Russia's Top Tech CEO Calls Strict US Sanctions on Country 'War'

Sergey Chemezov, the head of Rostec, a state-owned technology and manufacturing corporation, said he considered American's tough sanctions a trade "war" that he believed will have a greater impact on Europe than the United States.

President Joe Biden implemented sanctions on Russia in April for interfering in the election, with Russia responding with the expulsion of diplomats. While Biden later faced criticism for waiving sanctions against the Russian company overseeing the Nord Stream 2 pipeline, Russia has pointed to new sanctions on other entities as being detrimental to the relationship.

Chemezov told RBC, a Russian news channel, on Wednesday that he felt America has done "everything possible to make life difficult" and dismissed the notion that the current sanctions could be called "soft."

"Very tough sanctions are, in fact, a war," Chemezov said. "And we, naturally, must be ready for this. But I think that the Americans and Europeans are not ready for this war."

Aside from some "isolated moments" in trading with the United States, Chemezov said Russia has "no dependence" on the U.S. because of the small volume of trade between the two countries. Europeans, however, have an economy that's more closely tied to Russia's, and Chemezov said there is a "great mutual interest."

russia sanctions united states war
Russian Rostec State Corporation Chief Sergei Chemezov called America's "tough sanctions" a "war" that would hurt the European Union more than the United States. Chemezov is seen during the meeting with high ranged officers and officials on military development at his Black Sea resorts's residence on December 2, 2019, in Sochi, Russia. Mikhail Svetlov/Getty Images

Since 2014, the European Union has imposed different types of sanctions against Russia over the situation in Ukraine. In March, the E.U. also imposed sanctions on Russian officials over the poisoning and jailing of Alexei Navalny, the opposition leader, and persecution of gay and lesbian people in Chechnya.

Russia responded by banning European Parliament President David Sassoli and European Commission Vice President Věra Jourová, two top E.U. officials, from entering the country.

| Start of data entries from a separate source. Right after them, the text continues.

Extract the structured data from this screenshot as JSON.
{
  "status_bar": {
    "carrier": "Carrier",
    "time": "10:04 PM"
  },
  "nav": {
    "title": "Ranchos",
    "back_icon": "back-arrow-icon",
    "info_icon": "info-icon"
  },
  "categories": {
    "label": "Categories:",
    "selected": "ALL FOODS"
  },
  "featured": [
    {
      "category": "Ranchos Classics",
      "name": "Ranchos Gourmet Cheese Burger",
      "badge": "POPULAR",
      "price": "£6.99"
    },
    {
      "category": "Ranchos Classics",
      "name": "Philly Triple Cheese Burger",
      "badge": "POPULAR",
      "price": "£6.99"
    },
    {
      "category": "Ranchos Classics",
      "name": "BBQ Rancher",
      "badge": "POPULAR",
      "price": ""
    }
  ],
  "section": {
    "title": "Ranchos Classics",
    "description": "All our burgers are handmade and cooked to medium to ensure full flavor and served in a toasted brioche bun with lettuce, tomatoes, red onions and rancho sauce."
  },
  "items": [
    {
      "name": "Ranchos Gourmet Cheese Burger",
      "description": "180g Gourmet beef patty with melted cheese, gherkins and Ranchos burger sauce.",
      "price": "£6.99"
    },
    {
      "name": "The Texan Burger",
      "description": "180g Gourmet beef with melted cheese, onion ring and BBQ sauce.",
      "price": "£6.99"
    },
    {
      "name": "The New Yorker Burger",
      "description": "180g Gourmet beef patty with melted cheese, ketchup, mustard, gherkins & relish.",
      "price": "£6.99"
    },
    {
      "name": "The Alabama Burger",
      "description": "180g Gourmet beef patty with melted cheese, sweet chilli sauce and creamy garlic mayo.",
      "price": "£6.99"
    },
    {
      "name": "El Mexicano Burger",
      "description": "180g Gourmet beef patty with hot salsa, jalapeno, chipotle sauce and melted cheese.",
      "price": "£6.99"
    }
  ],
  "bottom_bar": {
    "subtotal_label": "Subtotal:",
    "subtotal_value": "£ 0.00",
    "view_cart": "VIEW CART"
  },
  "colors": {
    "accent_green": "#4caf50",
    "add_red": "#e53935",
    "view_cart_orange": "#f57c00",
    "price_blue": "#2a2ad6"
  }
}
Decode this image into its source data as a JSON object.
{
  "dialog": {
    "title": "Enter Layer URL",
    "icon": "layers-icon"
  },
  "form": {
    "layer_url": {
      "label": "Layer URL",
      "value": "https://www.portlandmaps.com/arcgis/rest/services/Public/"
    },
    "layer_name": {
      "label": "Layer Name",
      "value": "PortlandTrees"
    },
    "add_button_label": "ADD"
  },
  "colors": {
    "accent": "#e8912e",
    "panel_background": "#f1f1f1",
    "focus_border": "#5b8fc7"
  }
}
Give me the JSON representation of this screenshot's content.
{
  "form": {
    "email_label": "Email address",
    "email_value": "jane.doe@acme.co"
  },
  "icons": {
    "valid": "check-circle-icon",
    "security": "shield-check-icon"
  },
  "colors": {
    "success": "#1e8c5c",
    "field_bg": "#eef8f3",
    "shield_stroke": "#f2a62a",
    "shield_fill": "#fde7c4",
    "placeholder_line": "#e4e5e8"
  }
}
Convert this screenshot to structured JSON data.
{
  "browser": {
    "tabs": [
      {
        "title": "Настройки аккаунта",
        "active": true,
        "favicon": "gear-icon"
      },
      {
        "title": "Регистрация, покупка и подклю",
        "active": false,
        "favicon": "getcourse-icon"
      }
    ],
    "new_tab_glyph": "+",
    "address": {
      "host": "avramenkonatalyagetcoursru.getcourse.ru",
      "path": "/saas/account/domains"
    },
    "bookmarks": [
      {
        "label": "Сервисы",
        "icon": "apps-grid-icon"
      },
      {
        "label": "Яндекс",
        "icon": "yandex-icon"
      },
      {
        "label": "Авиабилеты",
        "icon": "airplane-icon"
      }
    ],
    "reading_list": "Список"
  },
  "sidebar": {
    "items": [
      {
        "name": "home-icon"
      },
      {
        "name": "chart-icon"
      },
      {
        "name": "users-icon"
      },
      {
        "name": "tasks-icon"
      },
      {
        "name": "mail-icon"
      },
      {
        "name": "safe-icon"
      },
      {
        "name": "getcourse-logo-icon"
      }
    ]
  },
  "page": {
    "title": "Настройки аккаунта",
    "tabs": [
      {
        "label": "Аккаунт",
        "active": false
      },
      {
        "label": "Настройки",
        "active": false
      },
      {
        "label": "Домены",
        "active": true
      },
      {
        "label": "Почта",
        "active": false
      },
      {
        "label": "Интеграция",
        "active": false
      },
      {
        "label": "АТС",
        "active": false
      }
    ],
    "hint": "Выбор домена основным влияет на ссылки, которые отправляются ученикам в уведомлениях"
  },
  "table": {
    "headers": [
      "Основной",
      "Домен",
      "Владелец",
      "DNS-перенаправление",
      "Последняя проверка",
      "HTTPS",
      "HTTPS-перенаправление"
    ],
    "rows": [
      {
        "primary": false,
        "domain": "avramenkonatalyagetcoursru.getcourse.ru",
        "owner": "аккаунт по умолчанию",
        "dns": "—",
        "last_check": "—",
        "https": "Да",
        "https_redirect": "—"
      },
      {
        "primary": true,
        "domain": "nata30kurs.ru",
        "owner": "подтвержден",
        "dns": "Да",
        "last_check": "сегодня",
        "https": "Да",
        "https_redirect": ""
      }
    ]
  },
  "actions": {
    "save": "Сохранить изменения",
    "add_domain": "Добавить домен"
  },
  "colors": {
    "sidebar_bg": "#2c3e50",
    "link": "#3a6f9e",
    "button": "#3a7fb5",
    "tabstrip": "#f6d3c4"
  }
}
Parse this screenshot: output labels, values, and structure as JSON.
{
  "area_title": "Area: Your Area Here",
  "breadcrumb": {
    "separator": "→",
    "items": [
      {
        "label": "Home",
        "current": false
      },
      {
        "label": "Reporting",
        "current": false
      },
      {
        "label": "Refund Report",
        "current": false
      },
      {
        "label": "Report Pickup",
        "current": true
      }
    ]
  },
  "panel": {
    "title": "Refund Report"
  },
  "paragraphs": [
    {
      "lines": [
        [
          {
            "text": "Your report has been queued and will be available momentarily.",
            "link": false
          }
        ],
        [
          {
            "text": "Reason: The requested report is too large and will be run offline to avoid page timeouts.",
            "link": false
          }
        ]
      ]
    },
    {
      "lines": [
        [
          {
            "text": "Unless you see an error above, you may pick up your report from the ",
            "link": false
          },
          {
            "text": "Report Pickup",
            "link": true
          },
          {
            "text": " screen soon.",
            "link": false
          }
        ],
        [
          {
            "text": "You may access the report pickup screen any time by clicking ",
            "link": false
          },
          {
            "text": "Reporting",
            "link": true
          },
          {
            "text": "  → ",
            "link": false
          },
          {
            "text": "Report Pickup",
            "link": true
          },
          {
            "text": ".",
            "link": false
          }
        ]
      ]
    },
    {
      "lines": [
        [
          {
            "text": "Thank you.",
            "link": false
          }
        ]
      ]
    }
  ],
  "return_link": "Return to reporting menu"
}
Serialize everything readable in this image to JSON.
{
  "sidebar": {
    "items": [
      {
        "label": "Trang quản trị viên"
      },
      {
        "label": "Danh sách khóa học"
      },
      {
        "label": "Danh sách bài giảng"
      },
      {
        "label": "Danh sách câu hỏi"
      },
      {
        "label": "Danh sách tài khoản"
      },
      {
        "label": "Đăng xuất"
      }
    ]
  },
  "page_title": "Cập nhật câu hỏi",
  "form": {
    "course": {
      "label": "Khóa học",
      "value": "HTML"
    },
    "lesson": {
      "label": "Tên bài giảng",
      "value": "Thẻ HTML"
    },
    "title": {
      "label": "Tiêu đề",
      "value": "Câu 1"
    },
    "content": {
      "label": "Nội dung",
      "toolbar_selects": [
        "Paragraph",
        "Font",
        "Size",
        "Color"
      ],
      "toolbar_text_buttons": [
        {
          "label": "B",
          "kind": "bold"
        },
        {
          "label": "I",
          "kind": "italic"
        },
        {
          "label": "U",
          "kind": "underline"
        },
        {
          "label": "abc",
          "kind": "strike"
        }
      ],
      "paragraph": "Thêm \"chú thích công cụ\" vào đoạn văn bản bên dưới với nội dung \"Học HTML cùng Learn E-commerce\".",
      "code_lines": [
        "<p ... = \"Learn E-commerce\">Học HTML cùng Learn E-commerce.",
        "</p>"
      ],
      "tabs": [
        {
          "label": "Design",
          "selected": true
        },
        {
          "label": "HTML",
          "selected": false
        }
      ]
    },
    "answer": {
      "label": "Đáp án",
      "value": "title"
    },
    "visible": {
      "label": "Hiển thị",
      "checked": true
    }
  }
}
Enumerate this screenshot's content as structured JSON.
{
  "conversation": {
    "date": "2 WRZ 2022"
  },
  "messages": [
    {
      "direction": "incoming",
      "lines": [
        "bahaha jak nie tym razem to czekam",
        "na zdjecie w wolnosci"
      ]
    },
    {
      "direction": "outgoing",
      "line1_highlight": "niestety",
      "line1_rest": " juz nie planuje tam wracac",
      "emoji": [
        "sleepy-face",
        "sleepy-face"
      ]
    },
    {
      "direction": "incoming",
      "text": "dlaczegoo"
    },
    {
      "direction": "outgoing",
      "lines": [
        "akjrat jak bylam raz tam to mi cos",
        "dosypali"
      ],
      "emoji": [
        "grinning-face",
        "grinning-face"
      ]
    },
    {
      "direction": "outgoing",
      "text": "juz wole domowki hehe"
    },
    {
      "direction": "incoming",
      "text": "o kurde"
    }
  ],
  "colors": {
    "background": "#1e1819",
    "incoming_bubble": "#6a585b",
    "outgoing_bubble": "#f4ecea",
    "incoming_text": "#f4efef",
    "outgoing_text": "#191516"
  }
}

When asked if worsening relations with European countries will continue, Chemezov said he believed "common sense" will "prevail someday." However, he said his instinct told him that the current situation will last for a "long time" because the "influence of the Americans on the Europeans is still quite strong."

"Americans will continue to do this to keep us on our toes. Do not give an opportunity to develop and expand the circle of our partners. Therefore, they will do everything to keep the European countries in their orbit," Chemezov said.

The United States has prohibited the export of defense products and services to Russia. While it won't have much of an impact on military products, according to Chemezov, because Russia produces "almost everything ourselves," it could affect dual-use products, such as the building of the MS-21, a civil aircraft, because the import of composite materials for the wing were banned.

Chemezov called it a "sly position" that's intended to "hinder the development of Russia because it made producing the MS-21 more difficult.

The relationship between Russia and the United States has been deteriorating and while both countries see a path forward, they acknowledge it's not an easy task given what's transpired. Biden and President Vladimir Putin are expected to meet this month for their first face-to-face conversation, although it's unclear how deep into the strained relationship the leaders will go.